Magic of containers
Before the rise of containers, developers struggled a lot with managing dependencies across multiple environments which then led to the famous quote "It works on my machine." Once containers were introduced, developers would no longer need to manage dependencies across every environment. They could just ship the containers.
If you were developing your application on a Linux-based computer, and another person would be working on the same application from Windows or macOS, there often can be a scenario where one of the 3 systems is missing some dependency. Or they could be OS-specific.
This is where the magic of containers comes into play. You could containerize your application on a Linux-based system, and the same container would run on a macOS or Windows-based system without having any sort of missing dependencies.
Since the containers are isolated from your main OS, the container comes packaged with the core OS dependencies, your application dependencies, and your application itself.
Too many configurations
We mentioned that one of the benefits of containers is scaling. Scaling is done simply by increasing the number of instances of your container. We use container orchestration tools like docker-compose or Kubernetes for this purpose.
However, organizations might be using both environments. Docker-Compose can have issues with scaling applications, so it's not used in production. But it can still be used for testing purposes. Docker-Compose uses a configuration file called
DockerCompose.yaml where you would define which parts of your applications would be containerized, the scope of containerization, and how multiple containers would talk to each other.
In the case of Kubernetes, we would do the same using a package manager such as helm. We would create our own custom chart, and use it to deploy our application with Kubernetes.
Now we are using both environments - Docker-Compose, and Kubernetes - to do something with our application. Kubernetes for deploying a production-ready version, and Docker-Compose to locally test newer versions of our application.
Now you might be able to see the problem already. We have to configure two different environments which work differently but ultimately do the same task on different scales. Not only would you need to figure out how to use both tools, but you would also need to keep them in sync as well. This leads to many development bottlenecks, as we are using two different tools, which have their own unique configuration settings.
Score - Simplify orchestration
An easier way to manage multiple environments a workload's specification only once, and it automatically created a docker-compose file and a values file for my Helm chart. That way it becomes easier to manage multiple environments and ensure that both use the same configuration.
This is exactly what Score does. With Score, you need a specification file, and it will run on both Docker-Compose and Kubernetes via helm charts. It's an open-source, platform-agnostic, container-based workload specification.
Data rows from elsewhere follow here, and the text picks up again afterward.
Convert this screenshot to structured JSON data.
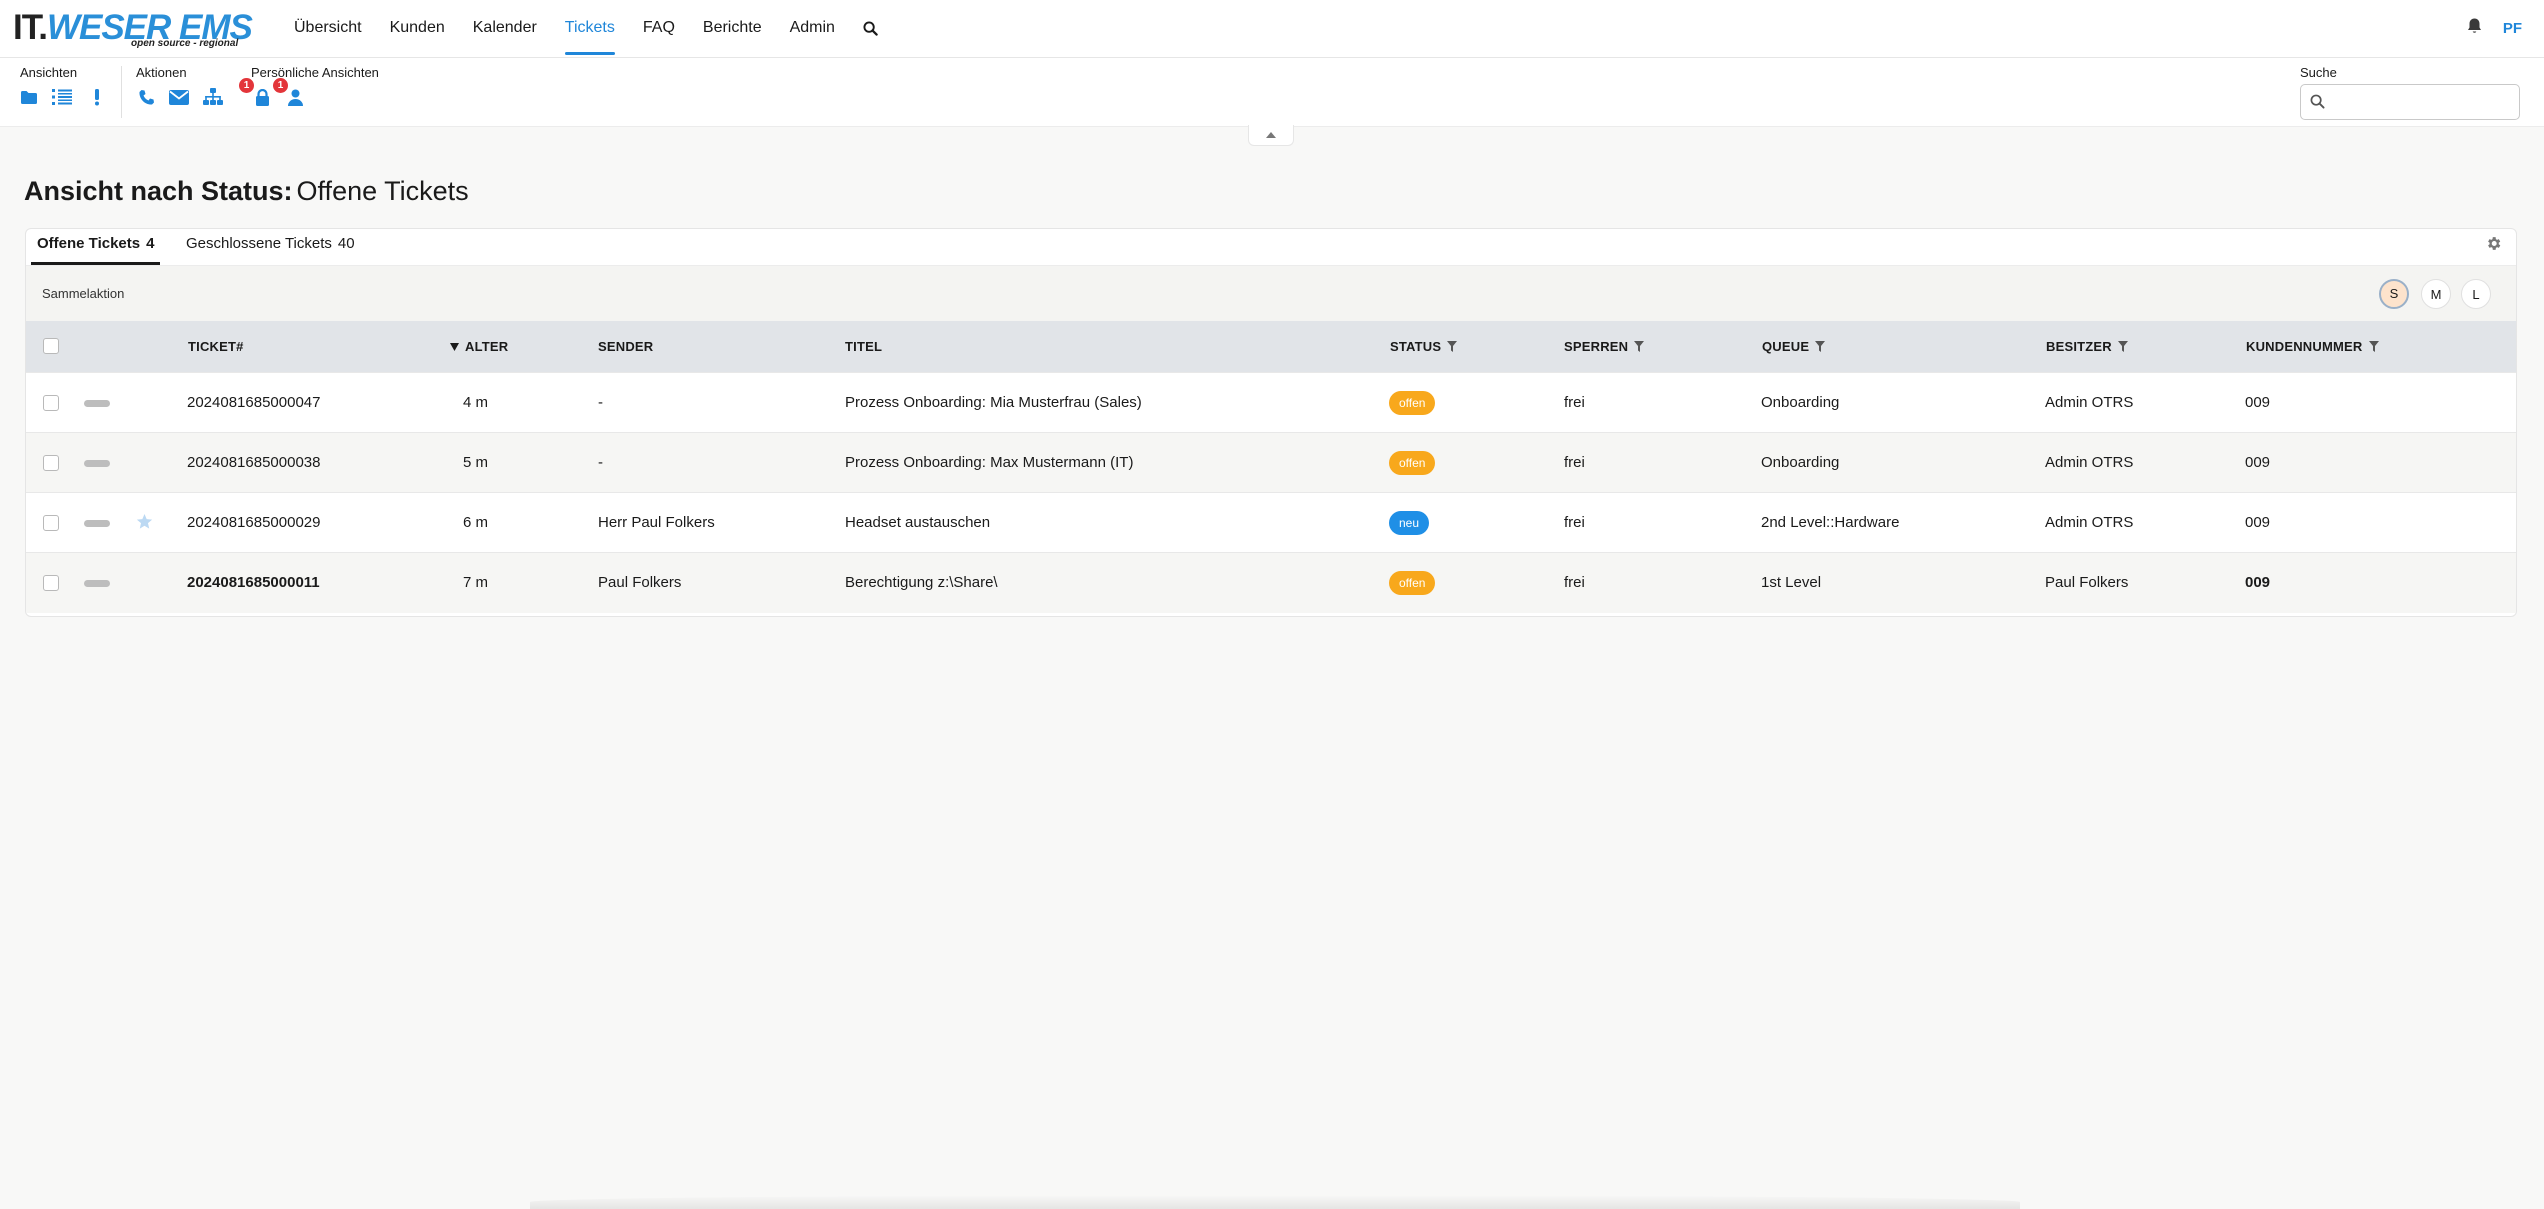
{
  "logo": {
    "main_prefix": "IT.",
    "main_brand": "WESER EMS",
    "subtitle": "open source - regional"
  },
  "nav": {
    "items": [
      {
        "label": "Übersicht"
      },
      {
        "label": "Kunden"
      },
      {
        "label": "Kalender"
      },
      {
        "label": "Tickets",
        "active": true
      },
      {
        "label": "FAQ"
      },
      {
        "label": "Berichte"
      },
      {
        "label": "Admin"
      }
    ],
    "search_icon": "search-icon"
  },
  "user": {
    "initials": "PF",
    "bell_icon": "bell-icon"
  },
  "toolbar": {
    "views_label": "Ansichten",
    "views_icons": [
      "folder-icon",
      "list-icon",
      "exclamation-icon"
    ],
    "actions_label": "Aktionen",
    "actions_icons": [
      "phone-icon",
      "envelope-icon",
      "sitemap-icon"
    ],
    "personal_label": "Persönliche Ansichten",
    "personal_icons": [
      "lock-icon",
      "user-icon"
    ],
    "lock_badge": "1",
    "user_badge": "1",
    "search_label": "Suche",
    "search_value": ""
  },
  "page": {
    "title_strong": "Ansicht nach Status:",
    "title_normal": "Offene Tickets"
  },
  "tabs": [
    {
      "label": "Offene Tickets",
      "count": "4",
      "active": true
    },
    {
      "label": "Geschlossene Tickets",
      "count": "40",
      "active": false
    }
  ],
  "bulk": {
    "label": "Sammelaktion",
    "sizes": [
      {
        "label": "S",
        "active": true
      },
      {
        "label": "M",
        "active": false
      },
      {
        "label": "L",
        "active": false
      }
    ]
  },
  "table": {
    "columns": {
      "ticket": "TICKET#",
      "age": "ALTER",
      "sender": "SENDER",
      "title": "TITEL",
      "status": "STATUS",
      "lock": "SPERREN",
      "queue": "QUEUE",
      "owner": "BESITZER",
      "customer": "KUNDENNUMMER"
    },
    "rows": [
      {
        "ticket": "2024081685000047",
        "age": "4 m",
        "sender": "-",
        "title": "Prozess Onboarding: Mia Musterfrau (Sales)",
        "status": "offen",
        "lock": "frei",
        "queue": "Onboarding",
        "owner": "Admin OTRS",
        "customer": "009",
        "starred": false,
        "unread": false
      },
      {
        "ticket": "2024081685000038",
        "age": "5 m",
        "sender": "-",
        "title": "Prozess Onboarding: Max Mustermann (IT)",
        "status": "offen",
        "lock": "frei",
        "queue": "Onboarding",
        "owner": "Admin OTRS",
        "customer": "009",
        "starred": false,
        "unread": false
      },
      {
        "ticket": "2024081685000029",
        "age": "6 m",
        "sender": "Herr Paul Folkers",
        "title": "Headset austauschen",
        "status": "neu",
        "lock": "frei",
        "queue": "2nd Level::Hardware",
        "owner": "Admin OTRS",
        "customer": "009",
        "starred": true,
        "unread": false
      },
      {
        "ticket": "2024081685000011",
        "age": "7 m",
        "sender": "Paul Folkers",
        "title": "Berechtigung z:\\Share\\",
        "status": "offen",
        "lock": "frei",
        "queue": "1st Level",
        "owner": "Paul Folkers",
        "customer": "009",
        "starred": false,
        "unread": true
      }
    ]
  },
  "colors": {
    "accent": "#1f86d9",
    "status_offen": "#f8a81c",
    "status_neu": "#1f8fe6",
    "badge": "#e3353a"
  }
}
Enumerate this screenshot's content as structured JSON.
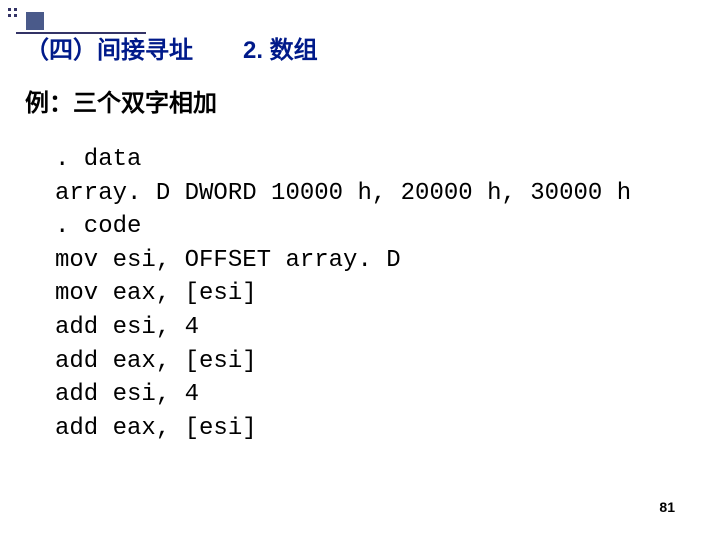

Score aims to reduce the toil, and cognitive load of developers by only having to define a single YAML file that works across multiple platforms. It does not intend to be a fully featured YAML replacement, instead, it defines workloads that can be combined with more advanced YAML configurations that an infrastructure team would provide to developers in an organization.
Score provides a single, easy-to-understand specification for each workload that describes its runtime requirements in a declarative manner. The developers would be required to create a
score.yaml file. This
score.yaml file will generate configurations in a standardized, automated, and one-directional way.
Reducing the risk of wrongly specified or inconsistent configurations between environments can foster focus and joy for developers in their day-to-day work.
If you try to manage multiple container orchestration environments manually, you would need to write multiple configuration files. This can often lead to some sort of misconfiguration either you define the wrong environment variable, or configure something in a different way.
Score helps you mitigate any of these multi-environment misconfigurations, as you will only need to write a single
score.yaml specification file, and it would be used to automatically generate a docker-compose or helm configuration.